Now in some situations, you may initially have a great relationship with the person in question, but they are being annoying over a specific issue.
There are two factors that make up a conversation: The topic being discussed, and the relationship between the people having the discussion.
Not being able to separate the two can lead to conflict and a breakdown in the relationship.
By separating the person from the issue and keeping it from being personal, you will have a better chance of encouraging cooperation and keeping the respect of that friend.
And always keep in mind – you may be your difficult person’s difficult person…
6. Learn from the experience
As these techniques are essentially communication tools (because we’re discussing how to deal with and diffuse annoying people, not punch their face in, right?) – it is extremely beneficial to take each one of these difficult situations and turn it into a learning experience.
This way you are fine tuning your skills at handling these situations and will become more adept in the long run.
As exhausting as it may be trying to deal with a difficult person, asking yourself “what can I learn and take away from this experience” will help you gain at least one positive outlook from the encounter.
7. Use humour to diffuse
One of my favourites, which can be EXTREMELY effective if used well and by the right person, is to inject some appropriately placed humour into an exchange with a annoying person.
By not being reactive, but finding a humorous side to the conflict, you are able to show
detachment from the issue, and help to disarm the emotion of the other person.
Of course, using inappropriate humour can have the opposite effect, so tread carefully.
Humour really is a powerful communication tool, which can bring out the truth and opinions, while remaining cool, calm, and collected.
8. Handling a bully
If your difficult person is somewhat of a bully, this can relate back to your self-confidence.
Bullies will tend to target people who they see as being weaker, and without much self-confidence; you may be displaying a weak exterior to those around you.
Keep in mind that bullies are generally cowards and weak on the inside themselves, displaying a strong, over compensated exterior to make up for their shortfalls.
Often when someone stands up to a bully and exerts confidence, the bully will back down.
The important thing to keep in mind is that their reaction and behaviour is usually about them, far more than it is about you or anything you’ve done.
If you can manage to have empathy for the bully, you are opening your perspective on the situation, and have far better judgement in what to do next.
Compassion is an attribute of the strong and evolved, and it allows us to see deeper inside an issue and the person involved.
Here’s a quote from Tom Hiddleston to keep in mind: “When people don’t like themselves very much, they have to make up for it. The classic bully was actually a victim first.”
9. Walk away if necessary
Of course, there are many times and situations where all the techniques in the world may not be of any assistance.
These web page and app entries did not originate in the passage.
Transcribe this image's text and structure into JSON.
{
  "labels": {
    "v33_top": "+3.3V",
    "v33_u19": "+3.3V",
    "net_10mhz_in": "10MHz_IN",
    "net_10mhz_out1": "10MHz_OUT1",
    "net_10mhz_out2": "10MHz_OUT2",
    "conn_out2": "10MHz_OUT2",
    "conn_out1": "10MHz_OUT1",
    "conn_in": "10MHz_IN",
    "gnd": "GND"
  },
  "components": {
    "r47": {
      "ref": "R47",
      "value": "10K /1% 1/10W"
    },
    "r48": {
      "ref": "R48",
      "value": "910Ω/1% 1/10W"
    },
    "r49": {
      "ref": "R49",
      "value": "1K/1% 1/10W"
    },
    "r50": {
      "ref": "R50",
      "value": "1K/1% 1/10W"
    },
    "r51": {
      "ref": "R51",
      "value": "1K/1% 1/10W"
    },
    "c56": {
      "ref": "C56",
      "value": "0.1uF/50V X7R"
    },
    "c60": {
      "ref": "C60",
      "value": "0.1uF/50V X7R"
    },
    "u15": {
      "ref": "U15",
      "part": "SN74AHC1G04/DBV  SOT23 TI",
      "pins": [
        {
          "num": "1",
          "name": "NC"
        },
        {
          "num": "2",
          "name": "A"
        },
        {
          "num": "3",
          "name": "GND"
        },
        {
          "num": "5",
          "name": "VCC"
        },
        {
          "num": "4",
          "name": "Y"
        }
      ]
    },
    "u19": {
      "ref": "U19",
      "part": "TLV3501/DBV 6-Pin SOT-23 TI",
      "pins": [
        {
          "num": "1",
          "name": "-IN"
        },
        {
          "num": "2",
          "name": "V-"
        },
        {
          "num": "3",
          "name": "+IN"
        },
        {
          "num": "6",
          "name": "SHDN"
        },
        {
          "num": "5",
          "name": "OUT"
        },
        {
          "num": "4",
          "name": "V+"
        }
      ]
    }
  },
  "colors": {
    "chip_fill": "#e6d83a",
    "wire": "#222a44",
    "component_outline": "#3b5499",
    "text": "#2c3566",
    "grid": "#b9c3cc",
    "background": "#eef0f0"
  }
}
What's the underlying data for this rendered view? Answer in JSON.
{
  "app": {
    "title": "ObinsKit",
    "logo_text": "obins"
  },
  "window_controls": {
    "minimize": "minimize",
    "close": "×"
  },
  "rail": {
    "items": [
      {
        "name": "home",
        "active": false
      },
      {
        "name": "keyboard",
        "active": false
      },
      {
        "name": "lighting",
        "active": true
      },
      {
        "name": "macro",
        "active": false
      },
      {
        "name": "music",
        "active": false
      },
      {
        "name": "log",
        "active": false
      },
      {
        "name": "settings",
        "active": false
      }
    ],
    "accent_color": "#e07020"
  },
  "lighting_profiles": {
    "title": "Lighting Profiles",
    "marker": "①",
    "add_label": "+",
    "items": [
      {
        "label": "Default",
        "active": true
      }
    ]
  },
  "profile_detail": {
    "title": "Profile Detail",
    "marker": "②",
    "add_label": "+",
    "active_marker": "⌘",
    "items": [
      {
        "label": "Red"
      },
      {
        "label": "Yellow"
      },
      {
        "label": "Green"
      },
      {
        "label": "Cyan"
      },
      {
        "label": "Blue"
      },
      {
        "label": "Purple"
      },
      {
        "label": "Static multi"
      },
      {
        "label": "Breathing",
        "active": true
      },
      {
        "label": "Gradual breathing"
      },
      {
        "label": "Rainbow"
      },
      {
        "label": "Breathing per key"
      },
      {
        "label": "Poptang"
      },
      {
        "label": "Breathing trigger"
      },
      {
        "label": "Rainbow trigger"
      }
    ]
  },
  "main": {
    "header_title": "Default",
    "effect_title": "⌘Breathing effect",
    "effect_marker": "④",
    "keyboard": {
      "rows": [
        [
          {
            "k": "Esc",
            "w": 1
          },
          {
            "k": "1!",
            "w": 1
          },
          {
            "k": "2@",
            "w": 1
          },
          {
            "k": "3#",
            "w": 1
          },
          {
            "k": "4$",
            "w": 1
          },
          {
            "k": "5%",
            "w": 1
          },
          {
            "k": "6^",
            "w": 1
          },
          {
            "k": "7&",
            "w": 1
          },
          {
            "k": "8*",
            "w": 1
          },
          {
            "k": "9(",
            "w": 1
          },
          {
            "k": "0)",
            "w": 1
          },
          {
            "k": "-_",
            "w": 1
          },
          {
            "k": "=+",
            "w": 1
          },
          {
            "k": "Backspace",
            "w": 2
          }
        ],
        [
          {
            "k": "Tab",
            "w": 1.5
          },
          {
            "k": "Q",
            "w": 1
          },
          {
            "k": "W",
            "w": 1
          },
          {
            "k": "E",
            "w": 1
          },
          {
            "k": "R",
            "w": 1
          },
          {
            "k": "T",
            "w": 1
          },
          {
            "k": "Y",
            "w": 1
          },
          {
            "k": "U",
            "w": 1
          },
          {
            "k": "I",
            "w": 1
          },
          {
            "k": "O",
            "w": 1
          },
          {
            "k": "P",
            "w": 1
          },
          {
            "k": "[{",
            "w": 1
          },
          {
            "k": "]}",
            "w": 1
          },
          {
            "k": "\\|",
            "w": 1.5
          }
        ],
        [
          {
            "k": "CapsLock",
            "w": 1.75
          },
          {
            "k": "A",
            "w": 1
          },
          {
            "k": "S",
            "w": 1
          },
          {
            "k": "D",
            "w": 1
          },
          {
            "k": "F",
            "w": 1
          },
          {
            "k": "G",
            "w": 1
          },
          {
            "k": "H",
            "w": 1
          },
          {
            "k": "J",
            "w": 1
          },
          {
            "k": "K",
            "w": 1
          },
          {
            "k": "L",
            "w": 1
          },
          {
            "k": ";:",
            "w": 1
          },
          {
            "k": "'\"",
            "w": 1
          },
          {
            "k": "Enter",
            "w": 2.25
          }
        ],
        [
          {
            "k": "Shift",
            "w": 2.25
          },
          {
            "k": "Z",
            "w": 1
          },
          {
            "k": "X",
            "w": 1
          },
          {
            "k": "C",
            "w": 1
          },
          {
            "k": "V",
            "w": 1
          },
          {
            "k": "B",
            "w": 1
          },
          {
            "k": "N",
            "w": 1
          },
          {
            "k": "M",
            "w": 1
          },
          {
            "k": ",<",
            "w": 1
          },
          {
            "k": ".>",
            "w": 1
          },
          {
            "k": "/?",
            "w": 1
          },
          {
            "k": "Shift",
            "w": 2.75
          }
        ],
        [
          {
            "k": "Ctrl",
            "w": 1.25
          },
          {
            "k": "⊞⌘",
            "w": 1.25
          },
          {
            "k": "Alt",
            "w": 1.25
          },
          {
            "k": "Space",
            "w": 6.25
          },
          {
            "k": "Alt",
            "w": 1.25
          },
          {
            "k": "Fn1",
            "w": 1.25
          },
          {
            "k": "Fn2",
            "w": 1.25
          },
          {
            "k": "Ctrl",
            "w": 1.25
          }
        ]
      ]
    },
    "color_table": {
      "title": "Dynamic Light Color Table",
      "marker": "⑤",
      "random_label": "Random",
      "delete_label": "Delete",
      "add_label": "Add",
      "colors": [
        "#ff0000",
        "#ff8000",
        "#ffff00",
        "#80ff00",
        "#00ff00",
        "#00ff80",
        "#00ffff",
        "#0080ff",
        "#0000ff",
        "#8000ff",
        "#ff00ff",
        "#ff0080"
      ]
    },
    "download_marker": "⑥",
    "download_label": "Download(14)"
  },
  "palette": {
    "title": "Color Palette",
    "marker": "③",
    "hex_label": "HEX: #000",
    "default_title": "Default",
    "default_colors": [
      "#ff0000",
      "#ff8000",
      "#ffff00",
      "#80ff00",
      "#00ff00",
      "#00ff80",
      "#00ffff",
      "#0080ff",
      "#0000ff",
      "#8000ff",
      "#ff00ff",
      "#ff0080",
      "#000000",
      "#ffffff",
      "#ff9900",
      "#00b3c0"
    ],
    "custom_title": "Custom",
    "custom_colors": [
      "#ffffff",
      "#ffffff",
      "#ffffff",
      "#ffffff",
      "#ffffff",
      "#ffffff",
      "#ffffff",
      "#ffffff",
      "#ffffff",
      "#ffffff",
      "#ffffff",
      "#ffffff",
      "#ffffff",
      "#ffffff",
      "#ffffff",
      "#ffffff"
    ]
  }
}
In these instances, you may just have to walk away if necessary.
Don’t sabotage your career (2), but completely walking away and having as little to with that person is an option.
Sometimes these people can drag you down with them into negativity, and there’s nothing wrong with removing yourself from this environment.
Dealing with these people can leave you exhausted, and carry over to your home life. In this case, it’s not about winning an exchange, but removing yourself from that toxic environment.
Being adept at dealing with annoying people is really an exercise in mastering the art of communication.
By developing these techniques, you will find that many annoying people have less of an effect on you, and you stand to exert your own dominance and confidence, with less stress and better relationships with the people around you.
You are on your way to being the change, and greater success in life. These are the strategies of leaders!
Thank you for reading this article about how to deal with annoying coworkers and I really hope that you take action my advice.
I wish you good luck and I hope its contents have been a good help to you.